Good luck to you.

Jul 14, 2008 9:29 am

I think every Jones IR would be making a HUGE mistake if they took the money from the settlement.  Their RL would black list them, their hard drives would crash, their cars wouldn't start, their BOAs would be y and uncooperative, their dogs would get mange, their cats would become aloof.  It would be catastrophic.  And I would get more money.


I can only say what every other independent says who left Jones.  LIFE IS GREAT!
 
 
Jul 15, 2008 8:34 am

I read today that any amount that's been set aside, but not "claimed", will be added back to the firm's earnings.

Jul 16, 2008 7:03 am

I read the same info about the unclaimed settlement $ being returned to Edward Jones earnings.  There was an 800 number to speak directly to the firm handling the settlement, so I called.  It is not like any class action settlement I have ever seen.  The deadline to submit a request is Aug 16.  The settlement firm collects these to verify those entitled to a claim.  They meet with Jones, and I sure he said the courts, to determine the amount that the claimants in each class receive per month worked.  That deadline is January 9th, 2009.  At that time any residual left off the money set aside to pay the claims, that is not due to the claimants, IS returned to Jones.

He did make it sound like if we did not take the check, more $ would go back to Jones.  It is also stated on the Jones FAQ that the firm WILL be provided with a list of everyone who makes a claim in this settlement.
Jul 16, 2008 9:36 am

How did Jones get away with such a small settlement? Yesterday MS agreed to $50MM.  UBS and SB paid out $90-$100MM each. Those new IR's even got to work in real offices.

Jones with the "itinerant peddler" model and all the costs it lards up on newbies comes out of this with only a $19MM settlement? 

Jul 16, 2008 10:13 am

Perhaps they had already heard about the other settlements we had to deal with and went easy on us.  Or perhaps our attorneys are just better at their jobs than the ones at MS, UBS, and SB. 

 
We'll never know for sure.  The question is, how much of the $19 mil will actually be paid out?  If the only people who file are the former EDJ guys, Jones will end up pocketing a large chunk of that $19 mil.  Slick, huh? 
 
 
Jul 16, 2008 10:16 am
avise:

How did Jones get away with such a small settlement? Yesterday MS agreed to $50MM.  UBS and SB paid out $90-$100MM each.

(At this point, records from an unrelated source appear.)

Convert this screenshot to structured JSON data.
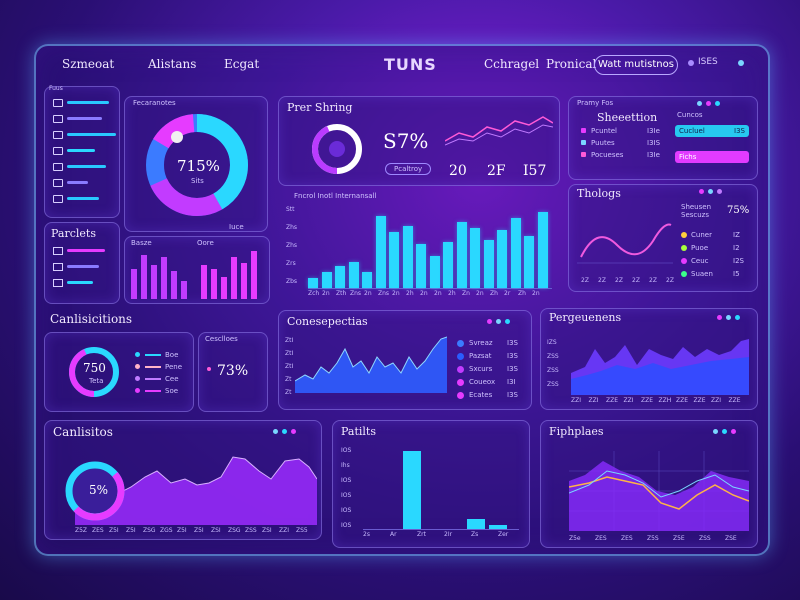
{
  "nav": {
    "left": [
      "Szmeoat",
      "Alistans",
      "Ecgat"
    ],
    "brand": "TUNS",
    "right": [
      "Cchragel",
      "Pronical"
    ],
    "button": "Watt mutistnos",
    "mini": "ISES"
  },
  "sidebar": {
    "items": [
      "",
      "",
      "",
      "",
      "",
      "",
      ""
    ],
    "title": "Fuus"
  },
  "donut_panel": {
    "title": "Fecaranotes",
    "value": "715%",
    "sub": "Sits",
    "foot": "Iuce"
  },
  "revenue_panel": {
    "title": "Prer Shring",
    "big": "S7%",
    "btn": "Pcaltroy",
    "stats": [
      "20",
      "2F",
      "I57"
    ]
  },
  "bar_panel": {
    "title": "Fncrol  Inotl  Internansall",
    "xlabels": [
      "Zch",
      "2n",
      "Zth",
      "Zns",
      "2n",
      "Zns",
      "2n",
      "2h",
      "2n",
      "2n",
      "2h",
      "Zn",
      "2n",
      "Zh",
      "2r",
      "Zh",
      "2n"
    ],
    "ylabels": [
      "Stt",
      "Zhs",
      "Zhs",
      "Zrs",
      "Zbs"
    ]
  },
  "profile_panel": {
    "title": "Pramy Fos",
    "heading": "Sheeettion",
    "rows": [
      [
        "Pcuntel",
        "I3Ie"
      ],
      [
        "Puutes",
        "I3IS"
      ],
      [
        "Pocueses",
        "I3Ie"
      ]
    ],
    "side_title": "Cuncos",
    "pill1": "Cucluel",
    "pill1v": "I3S",
    "pill2": "Fichs"
  },
  "trend_panel": {
    "title": "Thologs",
    "legend_title": "Sheusen",
    "legend_sub": "Sescuzs",
    "pct": "75%",
    "rows": [
      [
        "Cuner",
        "IZ"
      ],
      [
        "Puoe",
        "I2"
      ],
      [
        "Ceuc",
        "I2S"
      ],
      [
        "Suaen",
        "I5"
      ]
    ],
    "xlabels": [
      "2Z",
      "2Z",
      "2Z",
      "2Z",
      "2Z",
      "2Z"
    ]
  },
  "panels_small": {
    "title": "Parclets",
    "bars_left": "Basze",
    "bars_right": "Oore"
  },
  "conditions": {
    "title": "Canlisicitions",
    "value": "750",
    "sub": "Teta",
    "legend": [
      [
        "Boe"
      ],
      [
        "Pene"
      ],
      [
        "Cee"
      ],
      [
        "Soe"
      ]
    ],
    "card_title": "Cesclloes",
    "card_value": "73%"
  },
  "comp_panel": {
    "title": "Conesepectias",
    "ylabels": [
      "ZtI",
      "ZtI",
      "ZtI",
      "Zt",
      "Zt"
    ],
    "legend": [
      [
        "Svreaz",
        "I3S"
      ],
      [
        "Pazsat",
        "I3S"
      ],
      [
        "Sxcurs",
        "I3S"
      ],
      [
        "Coueox",
        "I3I"
      ],
      [
        "Ecates",
        "I3S"
      ]
    ]
  },
  "perf_panel": {
    "title": "Pergeuenens",
    "ylabels": [
      "IZS",
      "ZSS",
      "ZSS",
      "ZSS"
    ],
    "xlabels": [
      "ZZI",
      "ZZI",
      "ZZE",
      "ZZI",
      "ZZE",
      "ZZH",
      "ZZE",
      "ZZE",
      "ZZI",
      "ZZE"
    ]
  },
  "cal_panel": {
    "title": "Canlisitos",
    "value": "5%",
    "xlabels": [
      "Z5Z",
      "ZES",
      "Z5I",
      "Z5I",
      "ZSG",
      "ZGS",
      "Z5I",
      "Z5I",
      "ZSI",
      "ZSG",
      "ZSS",
      "ZSI",
      "ZZI",
      "ZS5"
    ]
  },
  "purple_panel": {
    "title": "Patilts",
    "ylabels": [
      "IOS",
      "Ihs",
      "IOS",
      "IOS",
      "IOS",
      "IOS"
    ],
    "xlabels": [
      "2s",
      "Ar",
      "Zrt",
      "2Ir",
      "Zs",
      "Zer"
    ]
  },
  "phases_panel": {
    "title": "Fiphplaes",
    "xlabels": [
      "Z5e",
      "ZES",
      "ZES",
      "Z5S",
      "Z5E",
      "ZSS",
      "ZSE"
    ]
  },
  "colors": {
    "cyan": "#29d8ff",
    "magenta": "#e63bff",
    "blue": "#3b7bff",
    "violet": "#8a3dff",
    "orange": "#ffb347"
  }
}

Those new IR's even got to work in real offices.

Jones with the "itinerant peddler" model and all the costs it lards up on newbies comes out of this with only a $19MM settlement? 



Maybe because of this, from Registered Rep:

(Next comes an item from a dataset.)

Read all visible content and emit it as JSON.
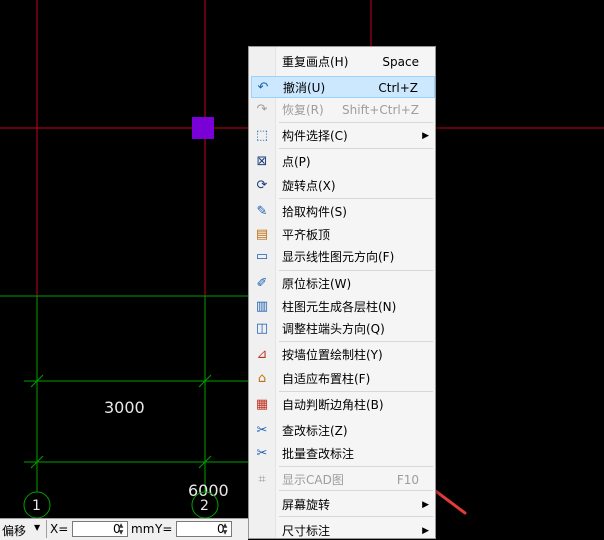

"Morgan was the last among Merrill Lynch, UBS, and Smith Barney to
settle with its brokers nationally. (UBS and Smith Barney had paid its
brokers $89 million and $98 million respectively by mid 2006. Merrill’s
national amount was not disclosed.) Morgan’s late deal may have paid
off in dollars given that there has been a bump (or two) in the road in
the last two years since those firms settled.

<!--begin paragraph-->In

December 2006, the same week Merrill’s national settlement was
announced, the Department of Labor, in response to a request by the
Securities Industry and Financial Markets Association, issued an
eight-page letter stating brokers are not entitled to overtime pay
after all."

Jul 16, 2008 1:32 pm

Yeah, "Whoops, sorry about all that litigation. "

Jul 16, 2008 3:39 pm

All I know is I sent out my letter of consent today. I can't wait to get some green from the overtime lawsuit!



Miss J

Jul 16, 2008 11:21 pm

Spiff...have you made up your mind on filing the form?

 
Just wondering,
 
Jones99
 
By the way, when I started, Jones promised me a $1500 per month training SALARY for the first two months.  Imagine my surprise when the first check was for only $1200 gross pay.  I called HR to inquire about the discrepancy....since Jones put our official start date for our training class on July 5th, they felt justified in docking us for 6 days of pay based on a 30 day month.  I suppose they did that to all training classes at the time, but it still pisses me off nine years later.  Maybe I can get my $300 back if I file the request form.